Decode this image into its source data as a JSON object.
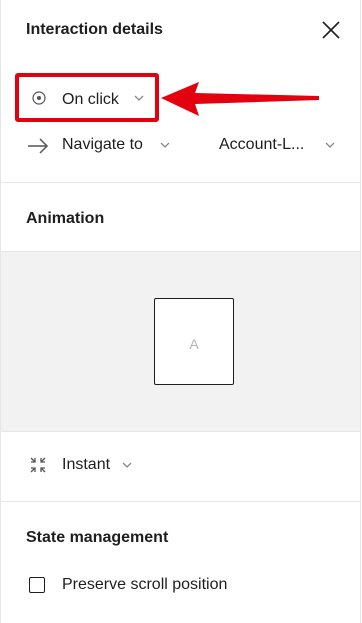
{
  "header": {
    "title": "Interaction details",
    "close_icon": "close-icon"
  },
  "trigger": {
    "label": "On click",
    "icon": "target-circle-icon"
  },
  "action": {
    "label": "Navigate to",
    "icon": "arrow-right-icon",
    "destination": "Account-L..."
  },
  "animation_section": {
    "title": "Animation",
    "preview_letter": "A"
  },
  "animation": {
    "label": "Instant",
    "icon": "collapse-arrows-icon"
  },
  "state_section": {
    "title": "State management"
  },
  "preserve_scroll": {
    "label": "Preserve scroll position",
    "checked": false
  },
  "colors": {
    "annotation_red": "#e3000f",
    "preview_bg": "#f2f2f2",
    "teal": "#0c7a7a"
  }
}
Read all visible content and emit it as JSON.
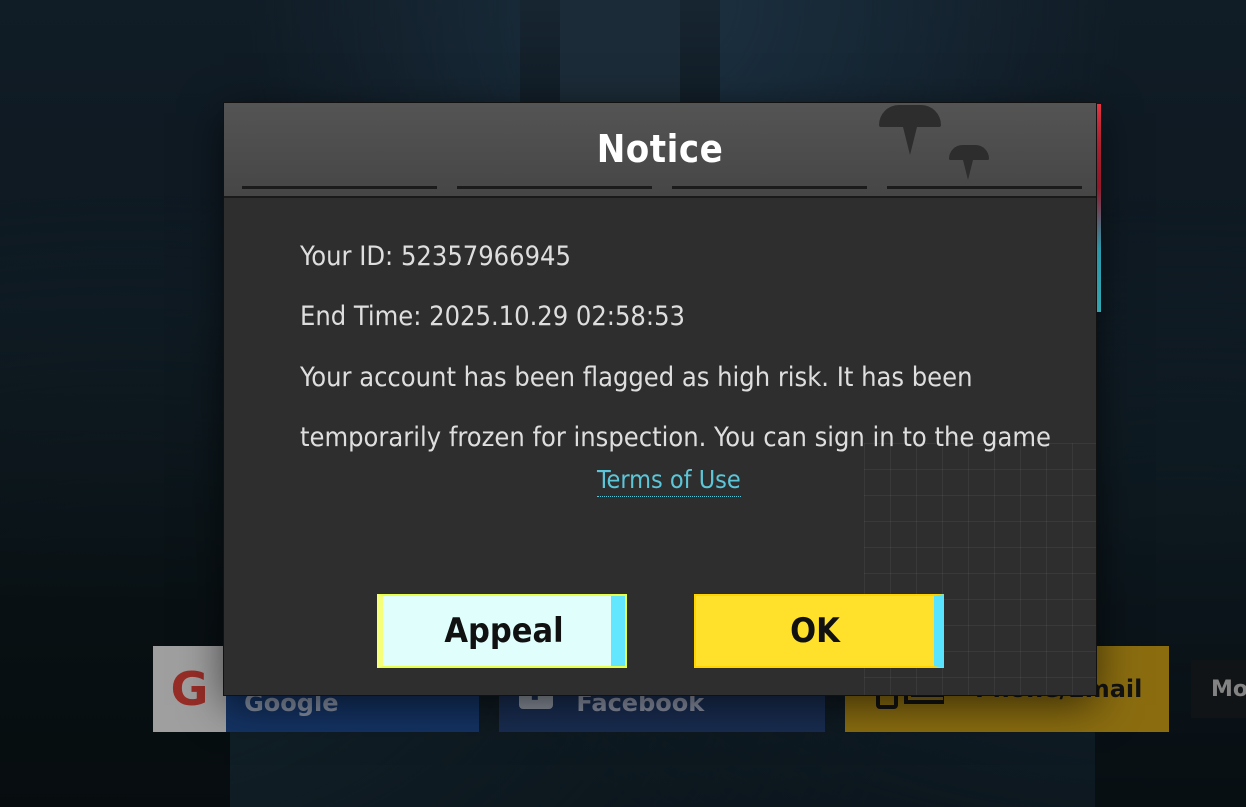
{
  "dialog": {
    "title": "Notice",
    "id_line": "Your ID: 52357966945",
    "end_time_line": "End Time: 2025.10.29 02:58:53",
    "message_line1": "Your account has been flagged as high risk. It has been",
    "message_line2": "temporarily frozen for inspection. You can sign in to the game",
    "terms_link": "Terms of Use",
    "appeal_button": "Appeal",
    "ok_button": "OK"
  },
  "login_bar": {
    "google_label": "Sign in with Google",
    "facebook_label": "Login with Facebook",
    "phone_label": "Phone/Email",
    "more_label": "Mor"
  },
  "colors": {
    "dialog_bg": "#2e2e2e",
    "header_bg": "#4e4e4e",
    "link": "#5cc6d8",
    "appeal_bg": "#dffefc",
    "ok_bg": "#ffe02a"
  },
  "icons": [
    "google-icon",
    "facebook-icon",
    "phone-email-icon",
    "parachute-icon"
  ]
}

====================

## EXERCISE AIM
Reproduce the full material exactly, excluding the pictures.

## SOLUTION TO THIS TASK
Decode this image into its source data as a JSON object.
{
  "header": {
    "title": "Interaction details",
    "close_icon": "close-icon"
  },
  "trigger": {
    "label": "On click",
    "icon": "target-circle-icon"
  },
  "action": {
    "label": "Navigate to",
    "icon": "arrow-right-icon",
    "destination": "Account-L..."
  },
  "animation_section": {
    "title": "Animation",
    "preview_letter": "A"
  },
  "animation": {
    "label": "Instant",
    "icon": "collapse-arrows-icon"
  },
  "state_section": {
    "title": "State management"
  },
  "preserve_scroll": {
    "label": "Preserve scroll position",
    "checked": false
  },
  "colors": {
    "annotation_red": "#e3000f",
    "preview_bg": "#f2f2f2",
    "teal": "#0c7a7a"
  }
}
Read all visible content and emit it as JSON.
{
  "dialog": {
    "title": "Notice",
    "id_line": "Your ID: 52357966945",
    "end_time_line": "End Time: 2025.10.29 02:58:53",
    "message_line1": "Your account has been flagged as high risk. It has been",
    "message_line2": "temporarily frozen for inspection. You can sign in to the game",
    "terms_link": "Terms of Use",
    "appeal_button": "Appeal",
    "ok_button": "OK"
  },
  "login_bar": {
    "google_label": "Sign in with Google",
    "facebook_label": "Login with Facebook",
    "phone_label": "Phone/Email",
    "more_label": "Mor"
  },
  "colors": {
    "dialog_bg": "#2e2e2e",
    "header_bg": "#4e4e4e",
    "link": "#5cc6d8",
    "appeal_bg": "#dffefc",
    "ok_bg": "#ffe02a"
  },
  "icons": [
    "google-icon",
    "facebook-icon",
    "phone-email-icon",
    "parachute-icon"
  ]
}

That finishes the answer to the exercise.